Data under study:
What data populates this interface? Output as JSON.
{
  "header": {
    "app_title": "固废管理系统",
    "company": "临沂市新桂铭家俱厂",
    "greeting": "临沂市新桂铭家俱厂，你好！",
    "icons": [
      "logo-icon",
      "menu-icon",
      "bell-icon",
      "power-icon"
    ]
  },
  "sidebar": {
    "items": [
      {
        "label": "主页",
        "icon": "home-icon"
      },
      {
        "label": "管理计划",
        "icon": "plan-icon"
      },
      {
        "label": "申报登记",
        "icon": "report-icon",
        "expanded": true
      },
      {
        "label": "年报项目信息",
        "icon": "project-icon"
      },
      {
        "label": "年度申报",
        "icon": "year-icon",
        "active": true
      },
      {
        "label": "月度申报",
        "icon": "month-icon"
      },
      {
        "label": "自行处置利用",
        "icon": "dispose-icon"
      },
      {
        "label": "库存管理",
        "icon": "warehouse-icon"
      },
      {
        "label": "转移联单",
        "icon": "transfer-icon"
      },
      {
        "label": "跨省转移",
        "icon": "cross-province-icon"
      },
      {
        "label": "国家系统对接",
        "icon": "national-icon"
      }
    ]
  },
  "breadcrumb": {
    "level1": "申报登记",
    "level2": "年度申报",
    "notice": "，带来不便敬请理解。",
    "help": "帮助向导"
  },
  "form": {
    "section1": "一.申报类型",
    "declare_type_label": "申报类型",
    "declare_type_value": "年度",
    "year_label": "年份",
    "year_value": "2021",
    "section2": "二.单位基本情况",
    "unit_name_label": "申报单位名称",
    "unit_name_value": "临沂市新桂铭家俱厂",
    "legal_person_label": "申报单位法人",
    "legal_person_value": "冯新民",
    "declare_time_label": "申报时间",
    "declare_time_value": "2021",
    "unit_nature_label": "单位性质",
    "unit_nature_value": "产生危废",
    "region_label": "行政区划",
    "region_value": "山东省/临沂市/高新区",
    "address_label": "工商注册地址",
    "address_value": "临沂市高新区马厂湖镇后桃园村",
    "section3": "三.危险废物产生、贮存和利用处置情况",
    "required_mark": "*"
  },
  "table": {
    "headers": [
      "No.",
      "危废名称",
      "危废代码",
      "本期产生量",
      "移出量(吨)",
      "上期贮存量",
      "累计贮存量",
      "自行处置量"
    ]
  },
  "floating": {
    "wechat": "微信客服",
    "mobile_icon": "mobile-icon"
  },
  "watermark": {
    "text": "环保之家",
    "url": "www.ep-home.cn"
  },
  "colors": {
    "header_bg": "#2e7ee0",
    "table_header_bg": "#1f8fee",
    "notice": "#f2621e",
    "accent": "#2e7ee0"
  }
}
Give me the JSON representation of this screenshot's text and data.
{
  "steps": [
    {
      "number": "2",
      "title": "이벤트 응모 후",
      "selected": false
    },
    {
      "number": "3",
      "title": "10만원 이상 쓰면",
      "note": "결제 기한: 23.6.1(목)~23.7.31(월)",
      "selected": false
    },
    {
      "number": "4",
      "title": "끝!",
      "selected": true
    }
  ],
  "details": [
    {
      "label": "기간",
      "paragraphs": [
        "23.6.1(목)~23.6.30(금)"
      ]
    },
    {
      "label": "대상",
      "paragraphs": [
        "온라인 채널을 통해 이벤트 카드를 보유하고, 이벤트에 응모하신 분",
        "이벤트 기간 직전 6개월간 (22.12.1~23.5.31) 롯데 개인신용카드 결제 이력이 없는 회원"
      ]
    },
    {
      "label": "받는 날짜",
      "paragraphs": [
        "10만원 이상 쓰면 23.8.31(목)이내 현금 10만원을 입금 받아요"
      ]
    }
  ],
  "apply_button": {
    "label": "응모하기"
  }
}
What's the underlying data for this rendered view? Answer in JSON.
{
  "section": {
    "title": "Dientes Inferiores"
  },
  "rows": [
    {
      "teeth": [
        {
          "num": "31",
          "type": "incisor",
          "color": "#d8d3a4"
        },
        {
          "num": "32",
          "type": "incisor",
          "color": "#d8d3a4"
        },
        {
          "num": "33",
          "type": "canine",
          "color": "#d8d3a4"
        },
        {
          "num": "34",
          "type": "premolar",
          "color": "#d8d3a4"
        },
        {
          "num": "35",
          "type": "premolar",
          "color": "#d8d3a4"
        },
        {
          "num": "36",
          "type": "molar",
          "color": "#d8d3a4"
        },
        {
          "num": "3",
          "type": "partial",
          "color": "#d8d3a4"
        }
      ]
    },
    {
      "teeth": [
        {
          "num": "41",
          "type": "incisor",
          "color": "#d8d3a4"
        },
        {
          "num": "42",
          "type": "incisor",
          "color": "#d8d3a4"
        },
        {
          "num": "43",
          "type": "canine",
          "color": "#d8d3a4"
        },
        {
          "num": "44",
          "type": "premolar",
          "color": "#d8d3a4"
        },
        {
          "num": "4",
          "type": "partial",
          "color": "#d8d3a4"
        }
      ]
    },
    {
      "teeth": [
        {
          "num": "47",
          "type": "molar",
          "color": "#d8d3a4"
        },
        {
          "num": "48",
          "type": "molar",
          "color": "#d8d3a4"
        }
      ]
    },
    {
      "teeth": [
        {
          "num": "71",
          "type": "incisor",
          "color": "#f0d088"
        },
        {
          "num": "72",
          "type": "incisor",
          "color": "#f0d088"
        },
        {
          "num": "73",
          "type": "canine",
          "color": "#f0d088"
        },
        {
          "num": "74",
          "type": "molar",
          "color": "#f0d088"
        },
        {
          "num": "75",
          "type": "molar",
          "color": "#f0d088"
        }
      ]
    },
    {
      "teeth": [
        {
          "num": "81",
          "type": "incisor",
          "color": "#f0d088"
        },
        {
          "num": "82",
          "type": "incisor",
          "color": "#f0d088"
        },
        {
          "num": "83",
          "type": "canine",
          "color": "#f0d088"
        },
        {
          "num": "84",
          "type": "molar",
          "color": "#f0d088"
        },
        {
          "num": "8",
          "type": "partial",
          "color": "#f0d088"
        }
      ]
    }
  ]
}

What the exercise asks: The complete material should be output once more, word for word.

Solution to the problem:
What data populates this interface? Output as JSON.
{
  "header": {
    "app_title": "固废管理系统",
    "company": "临沂市新桂铭家俱厂",
    "greeting": "临沂市新桂铭家俱厂，你好！",
    "icons": [
      "logo-icon",
      "menu-icon",
      "bell-icon",
      "power-icon"
    ]
  },
  "sidebar": {
    "items": [
      {
        "label": "主页",
        "icon": "home-icon"
      },
      {
        "label": "管理计划",
        "icon": "plan-icon"
      },
      {
        "label": "申报登记",
        "icon": "report-icon",
        "expanded": true
      },
      {
        "label": "年报项目信息",
        "icon": "project-icon"
      },
      {
        "label": "年度申报",
        "icon": "year-icon",
        "active": true
      },
      {
        "label": "月度申报",
        "icon": "month-icon"
      },
      {
        "label": "自行处置利用",
        "icon": "dispose-icon"
      },
      {
        "label": "库存管理",
        "icon": "warehouse-icon"
      },
      {
        "label": "转移联单",
        "icon": "transfer-icon"
      },
      {
        "label": "跨省转移",
        "icon": "cross-province-icon"
      },
      {
        "label": "国家系统对接",
        "icon": "national-icon"
      }
    ]
  },
  "breadcrumb": {
    "level1": "申报登记",
    "level2": "年度申报",
    "notice": "，带来不便敬请理解。",
    "help": "帮助向导"
  },
  "form": {
    "section1": "一.申报类型",
    "declare_type_label": "申报类型",
    "declare_type_value": "年度",
    "year_label": "年份",
    "year_value": "2021",
    "section2": "二.单位基本情况",
    "unit_name_label": "申报单位名称",
    "unit_name_value": "临沂市新桂铭家俱厂",
    "legal_person_label": "申报单位法人",
    "legal_person_value": "冯新民",
    "declare_time_label": "申报时间",
    "declare_time_value": "2021",
    "unit_nature_label": "单位性质",
    "unit_nature_value": "产生危废",
    "region_label": "行政区划",
    "region_value": "山东省/临沂市/高新区",
    "address_label": "工商注册地址",
    "address_value": "临沂市高新区马厂湖镇后桃园村",
    "section3": "三.危险废物产生、贮存和利用处置情况",
    "required_mark": "*"
  },
  "table": {
    "headers": [
      "No.",
      "危废名称",
      "危废代码",
      "本期产生量",
      "移出量(吨)",
      "上期贮存量",
      "累计贮存量",
      "自行处置量"
    ]
  },
  "floating": {
    "wechat": "微信客服",
    "mobile_icon": "mobile-icon"
  },
  "watermark": {
    "text": "环保之家",
    "url": "www.ep-home.cn"
  },
  "colors": {
    "header_bg": "#2e7ee0",
    "table_header_bg": "#1f8fee",
    "notice": "#f2621e",
    "accent": "#2e7ee0"
  }
}
Give me the JSON representation of this screenshot's text and data.
{
  "steps": [
    {
      "number": "2",
      "title": "이벤트 응모 후",
      "selected": false
    },
    {
      "number": "3",
      "title": "10만원 이상 쓰면",
      "note": "결제 기한: 23.6.1(목)~23.7.31(월)",
      "selected": false
    },
    {
      "number": "4",
      "title": "끝!",
      "selected": true
    }
  ],
  "details": [
    {
      "label": "기간",
      "paragraphs": [
        "23.6.1(목)~23.6.30(금)"
      ]
    },
    {
      "label": "대상",
      "paragraphs": [
        "온라인 채널을 통해 이벤트 카드를 보유하고, 이벤트에 응모하신 분",
        "이벤트 기간 직전 6개월간 (22.12.1~23.5.31) 롯데 개인신용카드 결제 이력이 없는 회원"
      ]
    },
    {
      "label": "받는 날짜",
      "paragraphs": [
        "10만원 이상 쓰면 23.8.31(목)이내 현금 10만원을 입금 받아요"
      ]
    }
  ],
  "apply_button": {
    "label": "응모하기"
  }
}
What's the underlying data for this rendered view? Answer in JSON.
{
  "section": {
    "title": "Dientes Inferiores"
  },
  "rows": [
    {
      "teeth": [
        {
          "num": "31",
          "type": "incisor",
          "color": "#d8d3a4"
        },
        {
          "num": "32",
          "type": "incisor",
          "color": "#d8d3a4"
        },
        {
          "num": "33",
          "type": "canine",
          "color": "#d8d3a4"
        },
        {
          "num": "34",
          "type": "premolar",
          "color": "#d8d3a4"
        },
        {
          "num": "35",
          "type": "premolar",
          "color": "#d8d3a4"
        },
        {
          "num": "36",
          "type": "molar",
          "color": "#d8d3a4"
        },
        {
          "num": "3",
          "type": "partial",
          "color": "#d8d3a4"
        }
      ]
    },
    {
      "teeth": [
        {
          "num": "41",
          "type": "incisor",
          "color": "#d8d3a4"
        },
        {
          "num": "42",
          "type": "incisor",
          "color": "#d8d3a4"
        },
        {
          "num": "43",
          "type": "canine",
          "color": "#d8d3a4"
        },
        {
          "num": "44",
          "type": "premolar",
          "color": "#d8d3a4"
        },
        {
          "num": "4",
          "type": "partial",
          "color": "#d8d3a4"
        }
      ]
    },
    {
      "teeth": [
        {
          "num": "47",
          "type": "molar",
          "color": "#d8d3a4"
        },
        {
          "num": "48",
          "type": "molar",
          "color": "#d8d3a4"
        }
      ]
    },
    {
      "teeth": [
        {
          "num": "71",
          "type": "incisor",
          "color": "#f0d088"
        },
        {
          "num": "72",
          "type": "incisor",
          "color": "#f0d088"
        },
        {
          "num": "73",
          "type": "canine",
          "color": "#f0d088"
        },
        {
          "num": "74",
          "type": "molar",
          "color": "#f0d088"
        },
        {
          "num": "75",
          "type": "molar",
          "color": "#f0d088"
        }
      ]
    },
    {
      "teeth": [
        {
          "num": "81",
          "type": "incisor",
          "color": "#f0d088"
        },
        {
          "num": "82",
          "type": "incisor",
          "color": "#f0d088"
        },
        {
          "num": "83",
          "type": "canine",
          "color": "#f0d088"
        },
        {
          "num": "84",
          "type": "molar",
          "color": "#f0d088"
        },
        {
          "num": "8",
          "type": "partial",
          "color": "#f0d088"
        }
      ]
    }
  ]
}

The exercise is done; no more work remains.